[12] http://www.europarl.europa.eu/news/en/press-room/20160321IPR20296/glyphosate-herbicide-don-t-renew-its-authorisation-urge-meps ; http://www.europarl.europa.eu/sides/getDoc.do?pubRef=-//EP//TEXT+TA+P8-TA-2016-0119+0+DOC+XML+V0//EN
[13] http://www.who.int/foodsafety/jmprsummary2016.pdf?ua=1
[14] http://www.who.int/foodsafety/faq/en/
[15] https://www.theguardian.com/environment/2016/may/17/unwho-panel-in-conflict-of-interest-row-over-glyphosates-cancer-risk
[16] http://eur-lex.europa.eu/legal-content/EN/TXT/?uri=CELEX%3A32016R1056
[17] http://eur-lex.europa.eu/legal-content/EN/ALL/?uri=CELEX%3A32008R1272
[18] https://curia.europa.eu/jcms/upload/docs/application/pdf/2016-11/cp160128en.pdf
[19] https://www.asktheeu.org/en/request/2691/response/11957/attach/3/Out%2016421634%20PAD%202016%20034%20Disclosure%20Your%20request%20of%20of%2015%2003%202016.pdf
[20] https://www.greens-efa.eu/files/doc/docs/14193ccc97c0680145f126e28979b335.pdf
[21] https://ec.europa.eu/commission/commissioners/2014-2019/andriukaitis/announcements/european-parliament-plenary-session-oral-question-glyphosate-strasbourg-tuesday-13-june-2017_en
[22] https://act.wemove.eu/campaigns/eci-glyphosate-int
[23] http://europa.eu/rapid/press-release_IP-17-28_en.htm
[24] http://www.reuters.com/article/us-monsanto-m-a-bayer-deal-idUSKCN11K128; http://www.europarl.europa.eu/sides/getDoc.do?pubRef=-//EP//TEXT+WQ+E-2016-009504+0+DOC+XML+V0//EN; http://ec.europa.eu/competition/elojade/isef/case_details.cfm?proc_code=2_M_8084; https://whowhatwhy.org/2016/06/19/monsanto-binge-bayer-dictate-eat/
[25] https://www.nytimes.com/2017/03/14/business/monsanto-roundup-safety-lawsuit.html; https://www.bloomberg.com/news/articles/2017-03-14/monsanto-accused-of-ghost-writing-papers-on-roundup-cancer-risk
[26] https://echa.europa.eu/-/glyphosate-not-classified-as-a-carcinogen-by-echa
[27] http://www.efsa.europa.eu/sites/default/files/topic/20170608_glyphosate_statement.pdf

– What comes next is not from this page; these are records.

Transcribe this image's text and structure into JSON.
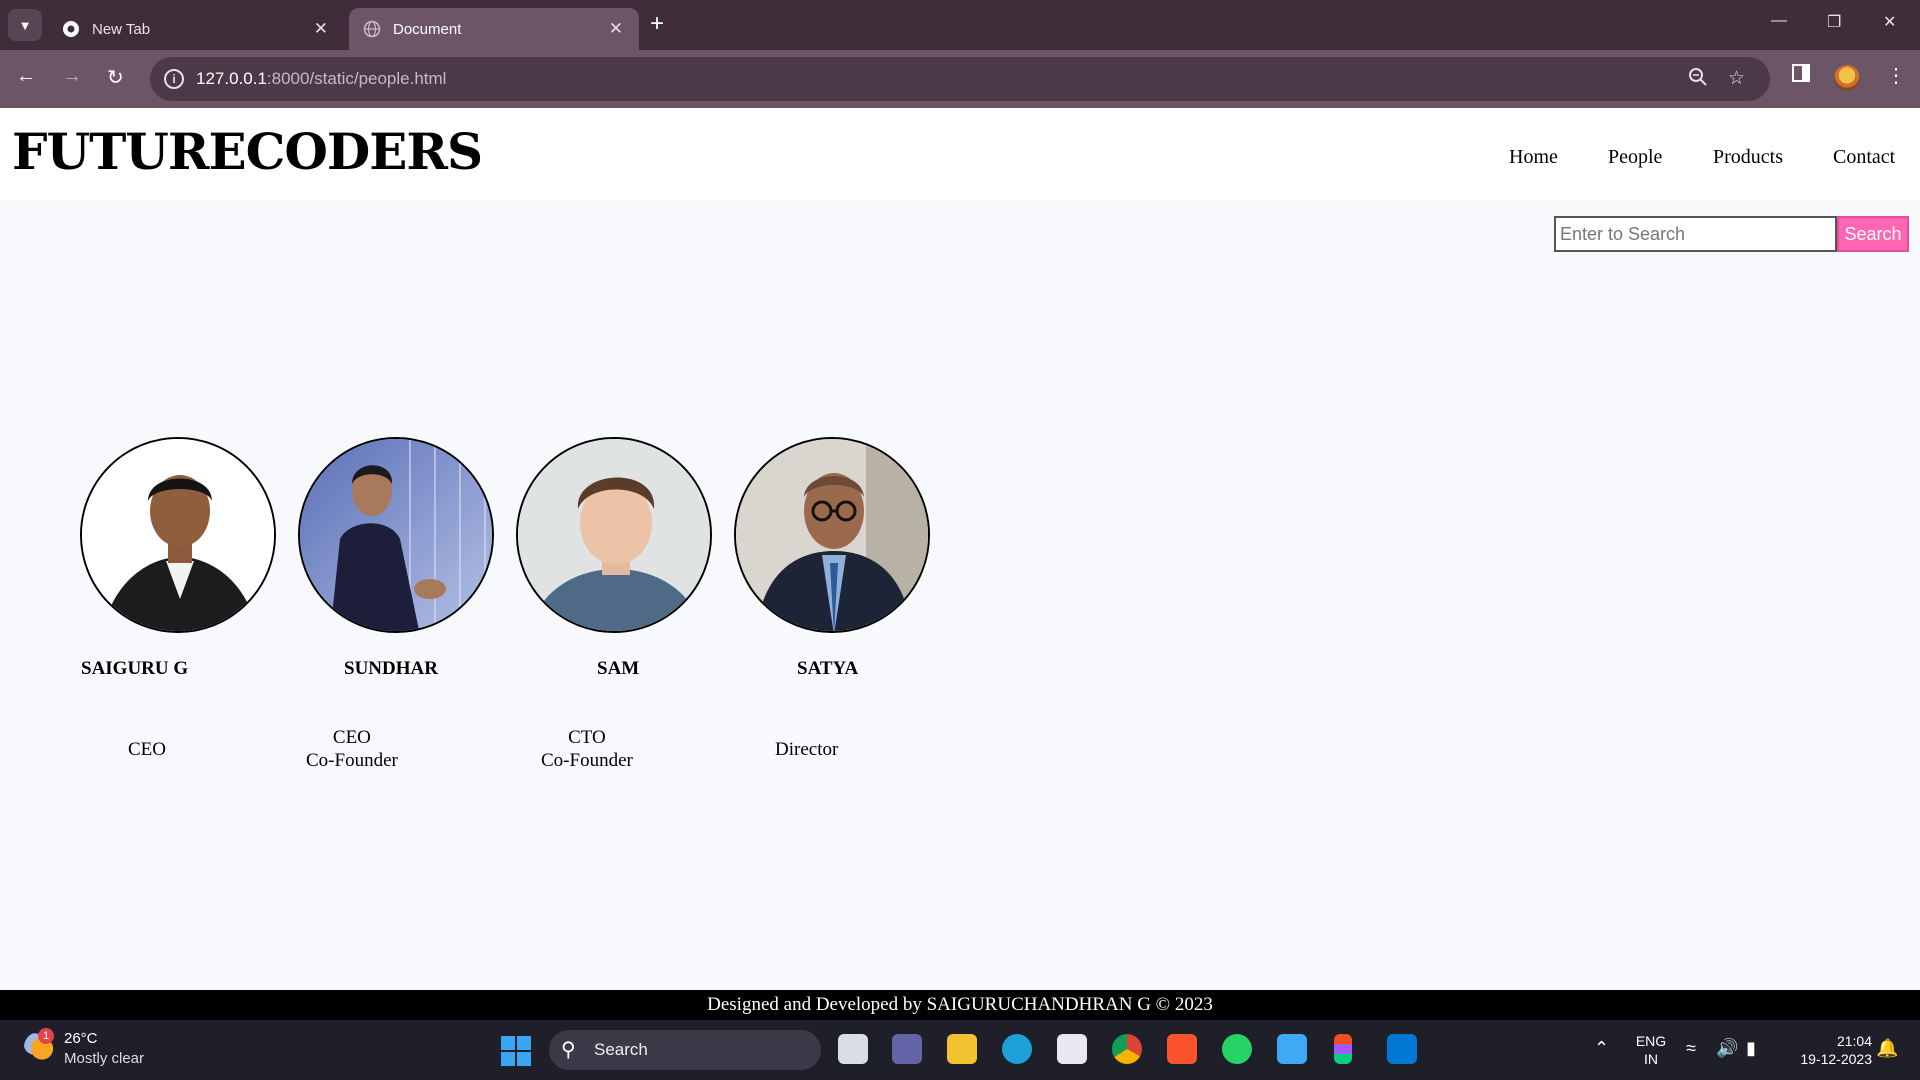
{
  "browser": {
    "tabs": [
      {
        "title": "New Tab",
        "active": false
      },
      {
        "title": "Document",
        "active": true
      }
    ],
    "url_host": "127.0.0.1",
    "url_rest": ":8000/static/people.html"
  },
  "site": {
    "logo": "FUTURECODERS",
    "nav": [
      "Home",
      "People",
      "Products",
      "Contact"
    ],
    "search": {
      "placeholder": "Enter to Search",
      "button": "Search"
    },
    "people": [
      {
        "name": "SAIGURU G",
        "role_lines": [
          "CEO"
        ]
      },
      {
        "name": "SUNDHAR",
        "role_lines": [
          "CEO",
          "Co-Founder"
        ]
      },
      {
        "name": "SAM",
        "role_lines": [
          "CTO",
          "Co-Founder"
        ]
      },
      {
        "name": "SATYA",
        "role_lines": [
          "Director"
        ]
      }
    ],
    "footer": "Designed and Developed by SAIGURUCHANDHRAN G © 2023"
  },
  "taskbar": {
    "weather_badge": "1",
    "weather_temp": "26°C",
    "weather_desc": "Mostly clear",
    "search_label": "Search",
    "lang_1": "ENG",
    "lang_2": "IN",
    "time": "21:04",
    "date": "19-12-2023"
  },
  "colors": {
    "tabbar": "#3f2e3a",
    "toolbar": "#6b5566",
    "search_button": "#ff66b3",
    "page_bg": "#f8f9fc",
    "taskbar": "#1f1f2a"
  }
}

[28] http://www.socialistsanddemocrats.eu/newsroom/sds-reiterate-rejection-commission-proposal-re-authorise-glyphosate-ready-call-inquiry

Bruno Vilela
EuCheMS Public Affairs Officer